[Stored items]
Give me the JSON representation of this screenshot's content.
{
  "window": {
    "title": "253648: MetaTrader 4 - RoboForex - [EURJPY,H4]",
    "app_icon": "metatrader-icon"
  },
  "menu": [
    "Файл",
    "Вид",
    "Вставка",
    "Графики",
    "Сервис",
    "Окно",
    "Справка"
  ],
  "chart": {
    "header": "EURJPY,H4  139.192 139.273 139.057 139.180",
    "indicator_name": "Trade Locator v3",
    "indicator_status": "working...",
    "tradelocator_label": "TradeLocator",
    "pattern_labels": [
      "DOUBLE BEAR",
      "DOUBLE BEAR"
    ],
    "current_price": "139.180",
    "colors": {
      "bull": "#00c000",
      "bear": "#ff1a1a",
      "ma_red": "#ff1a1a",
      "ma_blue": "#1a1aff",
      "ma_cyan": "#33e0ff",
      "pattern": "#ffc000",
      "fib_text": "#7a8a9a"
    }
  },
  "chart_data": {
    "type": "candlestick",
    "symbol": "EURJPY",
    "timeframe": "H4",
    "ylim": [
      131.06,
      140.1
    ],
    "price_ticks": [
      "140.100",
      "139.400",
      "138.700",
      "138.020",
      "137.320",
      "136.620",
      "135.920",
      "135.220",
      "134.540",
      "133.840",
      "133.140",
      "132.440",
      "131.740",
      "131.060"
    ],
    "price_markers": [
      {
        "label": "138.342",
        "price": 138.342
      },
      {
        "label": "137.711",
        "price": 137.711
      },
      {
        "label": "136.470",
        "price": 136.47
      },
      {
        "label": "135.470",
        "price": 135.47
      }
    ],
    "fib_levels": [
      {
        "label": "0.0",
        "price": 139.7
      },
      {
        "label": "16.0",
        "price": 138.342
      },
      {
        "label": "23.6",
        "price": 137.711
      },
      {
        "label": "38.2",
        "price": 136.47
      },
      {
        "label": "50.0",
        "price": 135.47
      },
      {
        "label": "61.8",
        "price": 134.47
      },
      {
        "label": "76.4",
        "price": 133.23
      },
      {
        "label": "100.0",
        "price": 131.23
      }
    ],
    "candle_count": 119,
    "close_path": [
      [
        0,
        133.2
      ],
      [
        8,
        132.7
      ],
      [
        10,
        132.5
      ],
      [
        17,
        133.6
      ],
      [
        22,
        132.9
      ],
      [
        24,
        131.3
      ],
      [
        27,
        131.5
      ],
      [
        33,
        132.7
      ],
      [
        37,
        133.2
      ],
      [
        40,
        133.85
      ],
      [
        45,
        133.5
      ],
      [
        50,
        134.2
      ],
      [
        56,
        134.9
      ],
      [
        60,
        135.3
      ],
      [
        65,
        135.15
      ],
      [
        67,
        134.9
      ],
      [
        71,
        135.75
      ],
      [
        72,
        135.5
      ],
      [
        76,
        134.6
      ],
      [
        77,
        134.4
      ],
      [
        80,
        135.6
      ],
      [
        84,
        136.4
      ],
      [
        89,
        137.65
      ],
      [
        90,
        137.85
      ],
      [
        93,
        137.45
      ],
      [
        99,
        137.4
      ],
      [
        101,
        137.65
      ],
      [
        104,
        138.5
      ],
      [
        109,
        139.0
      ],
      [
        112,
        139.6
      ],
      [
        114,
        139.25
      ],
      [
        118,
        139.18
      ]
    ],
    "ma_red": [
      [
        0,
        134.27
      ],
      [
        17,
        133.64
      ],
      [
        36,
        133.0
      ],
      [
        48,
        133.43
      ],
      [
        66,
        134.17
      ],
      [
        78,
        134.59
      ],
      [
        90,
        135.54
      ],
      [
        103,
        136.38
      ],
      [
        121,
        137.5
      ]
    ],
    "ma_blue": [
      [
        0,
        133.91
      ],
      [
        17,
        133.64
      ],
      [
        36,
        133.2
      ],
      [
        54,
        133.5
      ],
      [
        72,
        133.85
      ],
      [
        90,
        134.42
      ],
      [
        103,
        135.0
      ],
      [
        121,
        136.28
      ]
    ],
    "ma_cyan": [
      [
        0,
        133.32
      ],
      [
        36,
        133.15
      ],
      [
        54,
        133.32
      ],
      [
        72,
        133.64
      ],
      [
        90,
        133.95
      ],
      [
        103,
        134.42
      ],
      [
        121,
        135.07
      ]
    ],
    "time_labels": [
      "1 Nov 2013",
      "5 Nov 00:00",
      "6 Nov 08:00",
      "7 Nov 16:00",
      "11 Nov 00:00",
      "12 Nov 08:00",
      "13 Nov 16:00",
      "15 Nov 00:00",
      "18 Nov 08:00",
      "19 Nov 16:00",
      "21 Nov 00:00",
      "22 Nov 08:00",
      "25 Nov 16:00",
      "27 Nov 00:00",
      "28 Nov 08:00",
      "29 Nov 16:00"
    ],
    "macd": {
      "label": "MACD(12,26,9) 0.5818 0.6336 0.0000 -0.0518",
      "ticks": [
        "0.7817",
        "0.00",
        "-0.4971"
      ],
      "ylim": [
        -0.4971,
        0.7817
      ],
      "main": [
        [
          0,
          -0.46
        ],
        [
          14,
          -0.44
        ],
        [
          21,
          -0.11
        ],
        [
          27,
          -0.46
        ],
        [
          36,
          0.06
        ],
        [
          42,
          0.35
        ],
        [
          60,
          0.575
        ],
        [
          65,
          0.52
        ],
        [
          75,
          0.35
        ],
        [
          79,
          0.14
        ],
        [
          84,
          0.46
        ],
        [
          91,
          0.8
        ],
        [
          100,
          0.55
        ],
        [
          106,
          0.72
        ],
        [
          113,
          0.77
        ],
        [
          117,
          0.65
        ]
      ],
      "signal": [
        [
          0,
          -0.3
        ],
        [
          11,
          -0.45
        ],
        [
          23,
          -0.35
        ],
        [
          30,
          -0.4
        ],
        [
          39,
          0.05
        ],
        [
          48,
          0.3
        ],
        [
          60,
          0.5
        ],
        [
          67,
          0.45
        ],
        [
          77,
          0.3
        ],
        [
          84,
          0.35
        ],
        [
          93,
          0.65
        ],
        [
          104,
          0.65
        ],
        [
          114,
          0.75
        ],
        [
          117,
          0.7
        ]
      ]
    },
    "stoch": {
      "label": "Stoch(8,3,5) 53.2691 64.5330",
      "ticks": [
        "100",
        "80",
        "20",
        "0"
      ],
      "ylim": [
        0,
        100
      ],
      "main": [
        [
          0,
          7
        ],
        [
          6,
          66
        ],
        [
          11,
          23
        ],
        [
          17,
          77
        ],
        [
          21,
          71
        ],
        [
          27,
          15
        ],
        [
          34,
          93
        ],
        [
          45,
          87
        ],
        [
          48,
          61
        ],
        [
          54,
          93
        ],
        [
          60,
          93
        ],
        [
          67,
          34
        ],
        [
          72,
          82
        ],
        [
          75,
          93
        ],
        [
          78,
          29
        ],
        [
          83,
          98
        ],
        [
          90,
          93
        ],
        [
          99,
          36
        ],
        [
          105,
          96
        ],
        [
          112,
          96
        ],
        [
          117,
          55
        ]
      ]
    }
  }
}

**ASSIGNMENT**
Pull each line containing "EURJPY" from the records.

**OUTPUT**
    "title": "253648: MetaTrader 4 - RoboForex - [EURJPY,H4]",
    "header": "EURJPY,H4  139.192 139.273 139.057 139.180",
    "symbol": "EURJPY",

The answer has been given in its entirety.